→ **Exercise goal**
Extract all lines that hold "weekday" from the records below.

Items from an interface collection:
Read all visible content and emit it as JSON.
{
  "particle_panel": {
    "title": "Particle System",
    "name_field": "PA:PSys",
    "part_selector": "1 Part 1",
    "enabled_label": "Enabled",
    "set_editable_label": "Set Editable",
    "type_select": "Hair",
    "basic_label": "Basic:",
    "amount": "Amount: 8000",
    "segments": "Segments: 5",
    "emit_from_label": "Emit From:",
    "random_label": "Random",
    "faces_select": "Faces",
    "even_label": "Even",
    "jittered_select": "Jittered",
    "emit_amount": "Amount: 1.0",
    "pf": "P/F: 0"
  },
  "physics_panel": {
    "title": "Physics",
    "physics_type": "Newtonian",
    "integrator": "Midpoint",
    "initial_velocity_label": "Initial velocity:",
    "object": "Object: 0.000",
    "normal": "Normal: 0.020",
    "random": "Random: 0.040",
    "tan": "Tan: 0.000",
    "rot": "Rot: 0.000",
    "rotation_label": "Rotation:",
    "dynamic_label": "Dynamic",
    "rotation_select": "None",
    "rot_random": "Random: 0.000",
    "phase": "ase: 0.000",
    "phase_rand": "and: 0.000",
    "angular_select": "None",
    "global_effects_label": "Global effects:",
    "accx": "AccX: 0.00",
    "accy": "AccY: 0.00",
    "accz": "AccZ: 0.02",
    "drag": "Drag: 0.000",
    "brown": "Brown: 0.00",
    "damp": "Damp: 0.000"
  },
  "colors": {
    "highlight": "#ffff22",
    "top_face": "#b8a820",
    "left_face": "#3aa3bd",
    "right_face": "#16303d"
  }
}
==
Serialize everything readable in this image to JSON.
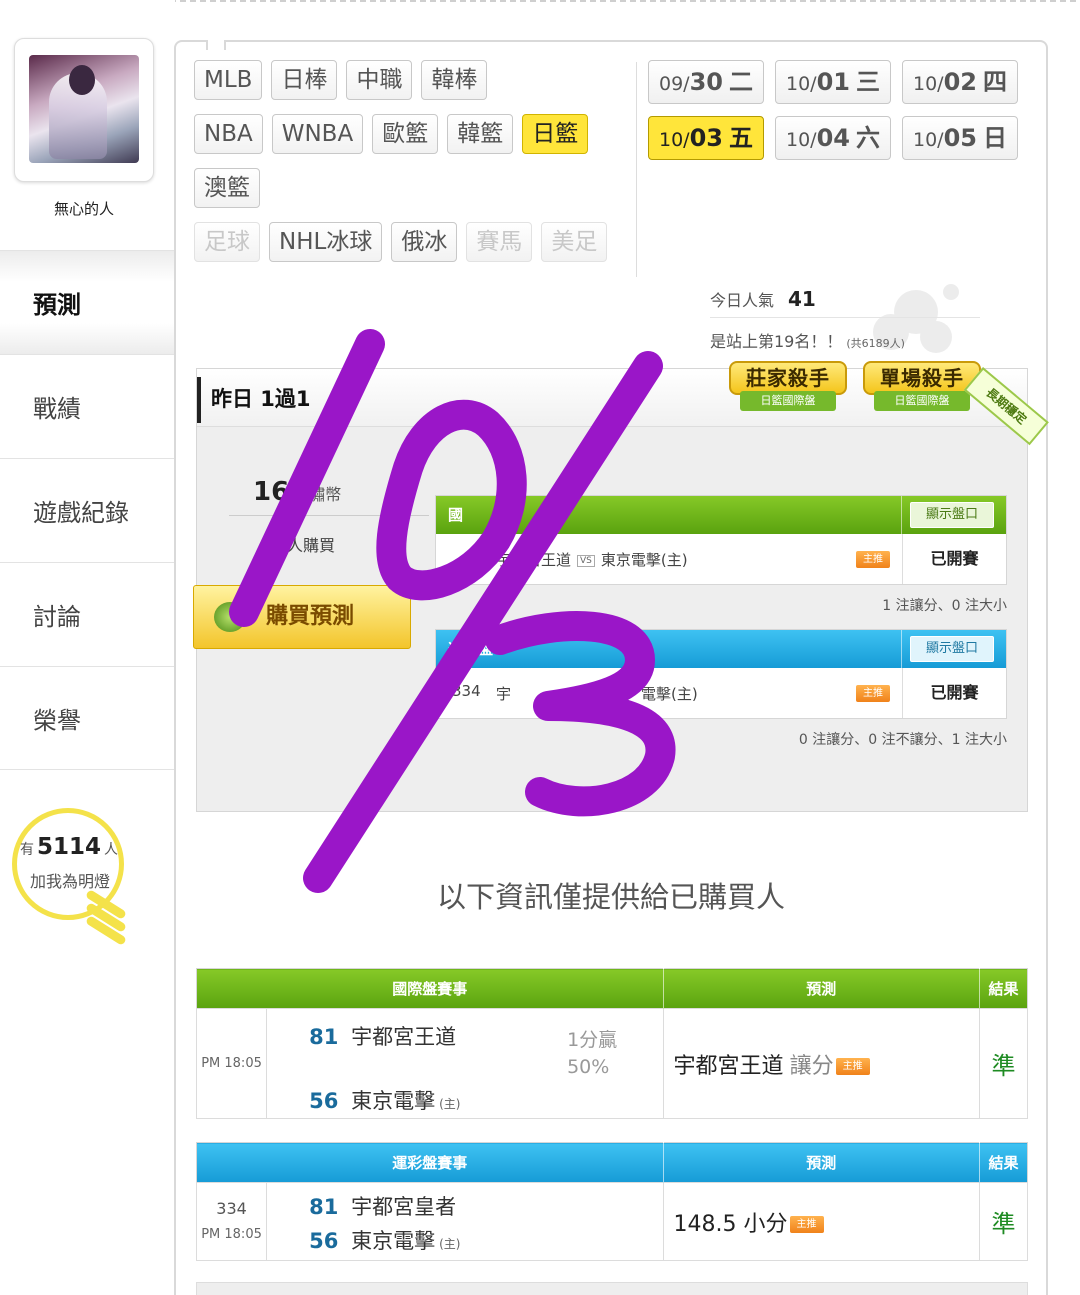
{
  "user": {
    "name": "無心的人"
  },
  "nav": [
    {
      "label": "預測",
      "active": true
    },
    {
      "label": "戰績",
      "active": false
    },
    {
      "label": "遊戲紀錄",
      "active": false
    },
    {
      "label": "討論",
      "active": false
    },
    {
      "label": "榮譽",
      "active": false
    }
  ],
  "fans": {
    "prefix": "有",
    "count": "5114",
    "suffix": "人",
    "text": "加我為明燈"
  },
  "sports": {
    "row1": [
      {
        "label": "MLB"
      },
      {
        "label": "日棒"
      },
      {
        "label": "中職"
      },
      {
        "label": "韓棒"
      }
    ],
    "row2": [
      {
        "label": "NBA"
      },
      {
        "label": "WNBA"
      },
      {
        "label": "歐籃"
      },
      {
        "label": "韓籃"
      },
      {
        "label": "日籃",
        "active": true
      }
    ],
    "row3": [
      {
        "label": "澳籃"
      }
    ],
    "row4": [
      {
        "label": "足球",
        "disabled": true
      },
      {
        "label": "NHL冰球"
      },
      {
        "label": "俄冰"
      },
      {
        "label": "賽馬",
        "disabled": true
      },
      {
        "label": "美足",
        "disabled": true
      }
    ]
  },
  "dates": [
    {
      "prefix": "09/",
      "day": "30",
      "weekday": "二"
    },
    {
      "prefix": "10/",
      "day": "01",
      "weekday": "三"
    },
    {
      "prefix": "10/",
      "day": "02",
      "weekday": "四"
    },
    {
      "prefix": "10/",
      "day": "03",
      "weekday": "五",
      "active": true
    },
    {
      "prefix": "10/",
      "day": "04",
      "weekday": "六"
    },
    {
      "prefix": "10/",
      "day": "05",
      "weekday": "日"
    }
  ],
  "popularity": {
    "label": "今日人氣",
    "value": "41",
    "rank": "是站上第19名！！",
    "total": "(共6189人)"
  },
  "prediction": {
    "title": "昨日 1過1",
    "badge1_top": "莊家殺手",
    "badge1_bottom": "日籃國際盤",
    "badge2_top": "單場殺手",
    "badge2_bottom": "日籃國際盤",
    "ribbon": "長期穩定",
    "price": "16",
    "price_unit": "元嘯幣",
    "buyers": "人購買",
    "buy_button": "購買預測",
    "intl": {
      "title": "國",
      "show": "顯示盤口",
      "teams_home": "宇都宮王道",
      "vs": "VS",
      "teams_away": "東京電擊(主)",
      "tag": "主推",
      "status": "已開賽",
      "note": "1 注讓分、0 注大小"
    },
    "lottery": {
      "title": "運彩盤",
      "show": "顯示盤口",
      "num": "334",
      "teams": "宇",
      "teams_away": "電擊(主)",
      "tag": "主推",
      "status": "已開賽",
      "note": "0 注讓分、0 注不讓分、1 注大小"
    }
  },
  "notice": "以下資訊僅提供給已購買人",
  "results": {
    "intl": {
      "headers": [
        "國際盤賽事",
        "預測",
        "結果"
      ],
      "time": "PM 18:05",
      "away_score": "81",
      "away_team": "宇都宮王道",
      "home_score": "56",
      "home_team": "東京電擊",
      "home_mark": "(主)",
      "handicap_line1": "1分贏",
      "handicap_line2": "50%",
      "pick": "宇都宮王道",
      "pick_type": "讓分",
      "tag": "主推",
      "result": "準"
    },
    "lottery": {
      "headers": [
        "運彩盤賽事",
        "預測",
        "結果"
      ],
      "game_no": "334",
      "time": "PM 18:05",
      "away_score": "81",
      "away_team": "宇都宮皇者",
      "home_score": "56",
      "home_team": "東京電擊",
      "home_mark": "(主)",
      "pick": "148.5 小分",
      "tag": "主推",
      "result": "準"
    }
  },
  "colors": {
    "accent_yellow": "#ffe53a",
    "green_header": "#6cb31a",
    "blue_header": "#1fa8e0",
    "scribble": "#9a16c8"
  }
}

→ **Task output**
      "weekday": "二"
      "weekday": "三"
      "weekday": "四"
      "weekday": "五",
      "weekday": "六"
      "weekday": "日"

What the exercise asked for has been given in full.